Logan Mohtashami, a housing analyst with HousingWire, also sees rates going up. He said, “We are itching to get a small breakout on bond yields higher, which is bullish for the U.S. economy because it means maybe we get a disaster relief package passed. Also, if either party gets clean in the election victory, we can see more relief passed if something doesn't happen this week. We have many headlines that can drive yields higher or lower faster than what we have been accustomed to recently. So, keep an eye out daily on the news.”

Ken H. Johnson, a real estate economist at Florida Atlantic University sees it differently. He said, “30-year mortgage rates will continue to decline slightly. 10-year treasuries are rising slowly and approaching the 8-handle (.78 percent as of 10/19/2020). However, 30-year mortgage rates will continue to buck the trend and move in the opposite direction ever so slightly. Currently, long-term mortgages appear to be relatively safe to investors in part thanks to the federal government’s willingness to continue support of foreclosure moratoriums and payment deference plans. This will cause investors to bid the price of long-term mortgages up, driving down yields.”

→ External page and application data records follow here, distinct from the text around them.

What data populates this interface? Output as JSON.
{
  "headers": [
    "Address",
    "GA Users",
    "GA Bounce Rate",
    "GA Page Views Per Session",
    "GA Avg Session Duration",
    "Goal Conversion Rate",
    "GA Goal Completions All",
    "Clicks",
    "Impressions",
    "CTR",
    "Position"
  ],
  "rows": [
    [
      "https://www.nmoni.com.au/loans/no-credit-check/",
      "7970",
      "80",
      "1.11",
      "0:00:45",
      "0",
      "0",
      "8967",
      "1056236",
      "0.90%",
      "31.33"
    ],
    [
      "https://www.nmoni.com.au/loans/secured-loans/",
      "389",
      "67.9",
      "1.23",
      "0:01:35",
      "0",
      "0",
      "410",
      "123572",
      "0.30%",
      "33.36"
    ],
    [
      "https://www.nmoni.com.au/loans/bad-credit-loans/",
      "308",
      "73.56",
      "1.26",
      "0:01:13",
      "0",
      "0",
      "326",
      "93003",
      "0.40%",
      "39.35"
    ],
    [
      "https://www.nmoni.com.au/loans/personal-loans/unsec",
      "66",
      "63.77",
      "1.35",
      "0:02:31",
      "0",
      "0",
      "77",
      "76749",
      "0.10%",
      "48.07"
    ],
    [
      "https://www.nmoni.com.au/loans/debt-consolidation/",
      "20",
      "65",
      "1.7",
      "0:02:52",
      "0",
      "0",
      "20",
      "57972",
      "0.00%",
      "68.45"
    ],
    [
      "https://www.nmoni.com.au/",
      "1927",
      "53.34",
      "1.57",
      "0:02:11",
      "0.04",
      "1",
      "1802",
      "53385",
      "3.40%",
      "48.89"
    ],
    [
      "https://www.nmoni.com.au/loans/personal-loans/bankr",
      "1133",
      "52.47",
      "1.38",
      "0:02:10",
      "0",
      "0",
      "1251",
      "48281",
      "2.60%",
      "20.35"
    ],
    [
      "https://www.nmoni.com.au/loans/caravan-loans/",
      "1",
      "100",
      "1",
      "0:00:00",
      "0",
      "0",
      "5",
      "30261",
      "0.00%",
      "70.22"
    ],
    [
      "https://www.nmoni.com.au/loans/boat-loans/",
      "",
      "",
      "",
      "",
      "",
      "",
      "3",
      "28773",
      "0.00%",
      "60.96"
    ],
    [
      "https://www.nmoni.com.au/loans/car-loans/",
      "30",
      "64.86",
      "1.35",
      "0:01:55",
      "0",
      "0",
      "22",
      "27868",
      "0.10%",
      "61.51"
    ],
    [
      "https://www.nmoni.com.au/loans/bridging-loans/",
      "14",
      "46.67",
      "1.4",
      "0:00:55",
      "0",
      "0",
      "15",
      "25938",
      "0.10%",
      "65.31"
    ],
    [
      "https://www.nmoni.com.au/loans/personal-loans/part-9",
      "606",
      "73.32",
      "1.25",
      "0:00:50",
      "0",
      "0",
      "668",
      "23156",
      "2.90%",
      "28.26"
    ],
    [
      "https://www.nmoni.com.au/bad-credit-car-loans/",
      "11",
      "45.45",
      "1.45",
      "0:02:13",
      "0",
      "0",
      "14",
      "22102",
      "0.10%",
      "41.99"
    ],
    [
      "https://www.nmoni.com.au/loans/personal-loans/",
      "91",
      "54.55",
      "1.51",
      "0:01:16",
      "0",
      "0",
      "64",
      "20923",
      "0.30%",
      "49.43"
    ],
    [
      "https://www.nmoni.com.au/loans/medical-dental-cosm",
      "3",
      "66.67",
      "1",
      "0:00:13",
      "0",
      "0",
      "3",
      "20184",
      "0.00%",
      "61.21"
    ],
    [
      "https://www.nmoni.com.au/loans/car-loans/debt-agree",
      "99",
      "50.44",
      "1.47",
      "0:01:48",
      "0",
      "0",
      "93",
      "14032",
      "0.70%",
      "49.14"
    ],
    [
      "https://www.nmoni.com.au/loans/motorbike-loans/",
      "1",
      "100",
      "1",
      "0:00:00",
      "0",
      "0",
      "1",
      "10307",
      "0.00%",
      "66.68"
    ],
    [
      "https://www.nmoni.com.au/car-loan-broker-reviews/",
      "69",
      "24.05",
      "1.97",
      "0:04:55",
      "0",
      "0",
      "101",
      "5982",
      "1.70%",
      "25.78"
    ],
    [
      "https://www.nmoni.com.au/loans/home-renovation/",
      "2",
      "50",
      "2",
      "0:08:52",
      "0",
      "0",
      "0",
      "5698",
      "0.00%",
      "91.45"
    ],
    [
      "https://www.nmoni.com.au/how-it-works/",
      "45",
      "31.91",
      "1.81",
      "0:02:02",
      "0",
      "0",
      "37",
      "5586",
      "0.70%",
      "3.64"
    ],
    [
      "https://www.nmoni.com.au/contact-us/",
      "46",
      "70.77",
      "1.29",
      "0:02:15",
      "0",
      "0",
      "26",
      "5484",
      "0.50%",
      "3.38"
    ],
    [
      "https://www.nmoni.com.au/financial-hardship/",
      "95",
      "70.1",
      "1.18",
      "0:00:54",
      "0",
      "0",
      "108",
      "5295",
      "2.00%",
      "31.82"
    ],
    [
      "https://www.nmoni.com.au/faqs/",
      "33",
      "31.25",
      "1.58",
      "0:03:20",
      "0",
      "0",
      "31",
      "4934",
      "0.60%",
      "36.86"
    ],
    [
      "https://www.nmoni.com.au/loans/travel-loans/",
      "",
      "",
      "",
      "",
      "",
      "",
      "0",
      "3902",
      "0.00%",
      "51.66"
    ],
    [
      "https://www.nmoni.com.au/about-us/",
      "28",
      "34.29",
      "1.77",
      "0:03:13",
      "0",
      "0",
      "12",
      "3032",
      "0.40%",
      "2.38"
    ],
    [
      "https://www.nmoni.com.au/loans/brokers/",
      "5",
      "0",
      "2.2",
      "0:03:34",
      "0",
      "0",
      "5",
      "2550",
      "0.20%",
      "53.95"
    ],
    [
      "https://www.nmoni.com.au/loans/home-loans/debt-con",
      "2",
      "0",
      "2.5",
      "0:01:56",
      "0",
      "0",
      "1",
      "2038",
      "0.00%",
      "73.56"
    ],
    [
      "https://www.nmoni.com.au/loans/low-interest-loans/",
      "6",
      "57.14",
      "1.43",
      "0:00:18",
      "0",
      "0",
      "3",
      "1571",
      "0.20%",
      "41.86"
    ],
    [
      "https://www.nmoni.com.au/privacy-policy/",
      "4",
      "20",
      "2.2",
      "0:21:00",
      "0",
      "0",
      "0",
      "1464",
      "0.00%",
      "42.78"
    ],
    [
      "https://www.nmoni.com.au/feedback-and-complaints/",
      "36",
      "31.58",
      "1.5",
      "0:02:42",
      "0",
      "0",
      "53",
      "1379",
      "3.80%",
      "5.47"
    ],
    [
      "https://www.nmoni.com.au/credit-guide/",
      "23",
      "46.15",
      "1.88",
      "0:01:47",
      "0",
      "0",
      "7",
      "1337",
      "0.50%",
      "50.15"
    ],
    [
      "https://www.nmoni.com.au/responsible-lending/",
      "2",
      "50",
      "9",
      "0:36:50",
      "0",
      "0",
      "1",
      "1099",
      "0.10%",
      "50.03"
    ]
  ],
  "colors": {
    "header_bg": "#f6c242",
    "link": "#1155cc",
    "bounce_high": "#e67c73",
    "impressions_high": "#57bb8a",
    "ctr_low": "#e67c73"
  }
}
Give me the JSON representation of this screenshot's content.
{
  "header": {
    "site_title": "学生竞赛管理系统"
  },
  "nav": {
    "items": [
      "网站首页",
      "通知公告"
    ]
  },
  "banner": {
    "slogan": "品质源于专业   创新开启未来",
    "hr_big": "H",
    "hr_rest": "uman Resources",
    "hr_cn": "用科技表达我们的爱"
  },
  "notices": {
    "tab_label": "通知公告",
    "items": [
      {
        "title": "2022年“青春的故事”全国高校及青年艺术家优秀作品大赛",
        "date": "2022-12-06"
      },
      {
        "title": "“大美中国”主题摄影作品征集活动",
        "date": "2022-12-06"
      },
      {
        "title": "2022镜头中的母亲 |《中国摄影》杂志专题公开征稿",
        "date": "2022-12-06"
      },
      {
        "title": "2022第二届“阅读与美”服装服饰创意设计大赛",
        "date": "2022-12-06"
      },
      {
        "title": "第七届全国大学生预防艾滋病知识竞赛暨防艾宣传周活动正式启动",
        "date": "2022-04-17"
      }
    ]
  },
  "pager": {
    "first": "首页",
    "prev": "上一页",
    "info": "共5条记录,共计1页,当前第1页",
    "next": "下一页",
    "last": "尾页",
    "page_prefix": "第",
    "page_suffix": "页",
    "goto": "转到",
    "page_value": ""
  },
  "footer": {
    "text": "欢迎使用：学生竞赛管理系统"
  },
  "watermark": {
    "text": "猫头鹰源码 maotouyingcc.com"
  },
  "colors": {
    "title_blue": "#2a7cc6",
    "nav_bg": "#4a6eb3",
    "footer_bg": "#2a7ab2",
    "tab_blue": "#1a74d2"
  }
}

Jennifer Kouchis, a senior vice president of real estate lending for the VyStar Credit Union, said, “Rates will remain the same. COVID and the election news are what is driving mortgage rates. For now, rates are stable with minimum movement, however there could be new developments at any time which create volatility in the market. For now, my feeling is that rates will remain the same, although we can expect to see some slight moves both up and down.”